On page A-12 of the Wall Street Journal’s print edition the lead editorial asked: “Do our media brethren really want to regulate how journalists gather the news?” That a really smooth way to divert attention away from the real crimes of possible extortion and perhaps even some political blackmail. Nice dodge, guys!
Note for fact checkers who want to play along at home: The Hearst quote at the beginning of this column can be found in Bartlett’s Familiar Quotes (it is in the 125th Anniversary edition on page 702) and since they have one of the best fact checking teams in publishing; that’s enough proof for the World’s Laziest Journalist.
Do it yourself fact checkers are encouraged to view “Citizen Kane,” and read “Citizen Hearst,” by S. M. Swanberg, “The Making of Citizen Kane,” by Robert L. Carringer, and “Lapdogs” (How the Press rolled over for Bush) by Eric Boehlert.
While your at it, check out this quote about the run-up to the Spanish American War found on page 140 of the Bantam Books paperback edition of “Citizen Hearst:” “In Washington, publicity-seeking Senators and Representatives were constantly guilty of indignant statements about Spanish cruelty and oppression based wholly on New York newspaper reports which were highly biased or downright fictitious.”
The Columbia Journalism Review is conducting an informal survey this summer to determine <a href =http://www.cjr.org/the_audit/wsjs_lost_weekend.php

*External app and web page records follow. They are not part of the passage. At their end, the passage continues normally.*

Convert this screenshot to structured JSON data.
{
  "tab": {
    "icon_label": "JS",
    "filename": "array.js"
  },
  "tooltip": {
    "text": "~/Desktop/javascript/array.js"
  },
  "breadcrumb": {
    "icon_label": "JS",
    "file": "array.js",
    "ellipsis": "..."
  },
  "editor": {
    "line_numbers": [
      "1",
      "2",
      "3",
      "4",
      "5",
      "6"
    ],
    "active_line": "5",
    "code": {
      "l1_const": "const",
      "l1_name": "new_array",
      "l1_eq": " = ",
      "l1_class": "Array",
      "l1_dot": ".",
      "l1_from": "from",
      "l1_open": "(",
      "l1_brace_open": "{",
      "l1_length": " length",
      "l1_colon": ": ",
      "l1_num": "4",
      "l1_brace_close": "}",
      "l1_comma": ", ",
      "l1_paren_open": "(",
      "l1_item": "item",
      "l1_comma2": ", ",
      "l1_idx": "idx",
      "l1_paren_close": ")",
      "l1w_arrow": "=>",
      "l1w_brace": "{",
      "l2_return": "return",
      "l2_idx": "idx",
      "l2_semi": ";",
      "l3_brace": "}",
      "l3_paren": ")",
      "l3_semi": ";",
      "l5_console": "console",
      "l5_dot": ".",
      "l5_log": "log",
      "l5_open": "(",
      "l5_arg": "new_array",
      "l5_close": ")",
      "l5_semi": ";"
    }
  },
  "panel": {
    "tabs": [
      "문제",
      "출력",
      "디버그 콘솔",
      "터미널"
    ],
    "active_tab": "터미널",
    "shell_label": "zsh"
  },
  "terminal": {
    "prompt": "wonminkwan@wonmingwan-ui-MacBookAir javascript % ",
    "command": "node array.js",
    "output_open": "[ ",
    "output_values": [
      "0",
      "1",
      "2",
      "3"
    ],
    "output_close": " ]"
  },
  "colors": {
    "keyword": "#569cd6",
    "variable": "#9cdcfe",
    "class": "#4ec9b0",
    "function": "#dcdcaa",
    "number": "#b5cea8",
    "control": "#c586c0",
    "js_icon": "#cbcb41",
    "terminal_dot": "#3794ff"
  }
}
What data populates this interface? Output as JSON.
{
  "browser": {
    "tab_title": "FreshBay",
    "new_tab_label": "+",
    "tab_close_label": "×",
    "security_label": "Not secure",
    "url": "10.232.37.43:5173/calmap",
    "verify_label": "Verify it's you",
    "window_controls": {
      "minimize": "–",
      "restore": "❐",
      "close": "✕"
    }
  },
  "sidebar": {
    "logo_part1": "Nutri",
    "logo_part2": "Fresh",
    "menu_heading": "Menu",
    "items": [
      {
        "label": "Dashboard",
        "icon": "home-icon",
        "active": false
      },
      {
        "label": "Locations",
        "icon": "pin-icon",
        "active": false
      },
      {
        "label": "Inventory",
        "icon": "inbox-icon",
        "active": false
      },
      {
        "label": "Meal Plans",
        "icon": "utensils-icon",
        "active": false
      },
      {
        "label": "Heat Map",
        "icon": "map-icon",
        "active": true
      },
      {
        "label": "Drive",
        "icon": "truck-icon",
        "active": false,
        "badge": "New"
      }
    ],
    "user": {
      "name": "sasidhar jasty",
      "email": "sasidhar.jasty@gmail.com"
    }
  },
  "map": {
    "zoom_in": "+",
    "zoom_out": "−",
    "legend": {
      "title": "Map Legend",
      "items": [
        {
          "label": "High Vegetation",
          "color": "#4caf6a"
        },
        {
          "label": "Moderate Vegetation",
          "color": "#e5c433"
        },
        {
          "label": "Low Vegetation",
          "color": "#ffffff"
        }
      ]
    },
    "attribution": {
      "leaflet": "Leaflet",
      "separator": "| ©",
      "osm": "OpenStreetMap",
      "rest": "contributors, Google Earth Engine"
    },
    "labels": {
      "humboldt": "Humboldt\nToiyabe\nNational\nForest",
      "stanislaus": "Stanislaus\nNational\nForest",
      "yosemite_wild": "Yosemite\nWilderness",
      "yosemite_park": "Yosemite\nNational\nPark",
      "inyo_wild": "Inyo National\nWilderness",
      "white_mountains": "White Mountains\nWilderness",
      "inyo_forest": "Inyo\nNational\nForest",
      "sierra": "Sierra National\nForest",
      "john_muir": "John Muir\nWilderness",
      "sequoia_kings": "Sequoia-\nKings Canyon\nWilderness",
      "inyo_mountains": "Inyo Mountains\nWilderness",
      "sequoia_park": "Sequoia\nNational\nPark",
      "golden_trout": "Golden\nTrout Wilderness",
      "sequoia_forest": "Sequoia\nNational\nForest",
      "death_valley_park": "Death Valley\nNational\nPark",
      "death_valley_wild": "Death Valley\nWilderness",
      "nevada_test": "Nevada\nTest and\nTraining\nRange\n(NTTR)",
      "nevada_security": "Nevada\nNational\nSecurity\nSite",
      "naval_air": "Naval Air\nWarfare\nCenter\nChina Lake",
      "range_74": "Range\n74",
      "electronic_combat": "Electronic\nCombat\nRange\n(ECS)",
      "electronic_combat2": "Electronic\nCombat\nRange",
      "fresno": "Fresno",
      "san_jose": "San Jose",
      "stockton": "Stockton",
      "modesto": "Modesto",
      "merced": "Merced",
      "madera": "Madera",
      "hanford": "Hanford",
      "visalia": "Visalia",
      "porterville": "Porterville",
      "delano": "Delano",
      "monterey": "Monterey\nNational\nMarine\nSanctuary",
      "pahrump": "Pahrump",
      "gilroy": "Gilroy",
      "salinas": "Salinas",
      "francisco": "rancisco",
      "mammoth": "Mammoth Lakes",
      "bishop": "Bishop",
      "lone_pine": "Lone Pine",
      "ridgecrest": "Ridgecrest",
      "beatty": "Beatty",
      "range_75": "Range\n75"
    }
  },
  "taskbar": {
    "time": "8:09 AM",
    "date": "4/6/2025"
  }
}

>the best film about journalism</a>. We left a comment about our opinion of Network and we’ll leave it to Pulitzer Prize winning film Critic Roger Ebert to remind them of “Citizen Kane.”
If Fox News does ignore Murdochgate, then at some point won’t that glaring omission become an example of substantiating evidence?
If Fox News is ordered to ignore Murdochgate, where can folks with inquiring minds learn more about this breaking story?
Try these websites:
and read these articles:
The aforementioned New York Times lead story on Sunday
and take a loot at:
David Swanson puts it rather succinctly
If Freedom of the Press has become extinct and honest election results are not a source for concern, doesn’t the “lock the barn after the horse is gone” principle apply? Why bother with woulda/coulda/shoulda nonsense at this point?
However, if, on the other hand, Freedom of the Press and honest elections are not DOA but merely wounded, and if Mr. Murdoch has used illegal means to promote his meddling and diminish Americans freedoms, then, unless people don’t really care if scores of Americans died in combat to protect those liberties, perhaps they should (at the very least) send a letter to their representatives in Congress urging multiple investigations as a way of providing triage for the wounded freedoms.
It’s time to insert this column’s closing quote. In “Citizen Kane,” Publisher Charles Foster Kane (Orson Wells) says: “You’re right, I did lose a million dollars last year. I expect to lose a million dollars this year. I expect to lose a million dollars *next* year. You know, Mr. Thatcher, at the rate of a million dollars a year, I’ll have to close this place in… 60 years.”
Now the disk jockey will play Janis Joplin’s “Piece of My Heart,” “Down on Me,” and “Bye, Bye Baby.” (What? You think that Crosby Stills Nash & Young’s album “Déjà vu” would be better?) We have to go read up on Col. McCormick. Have a “Remember theMaine!” type week.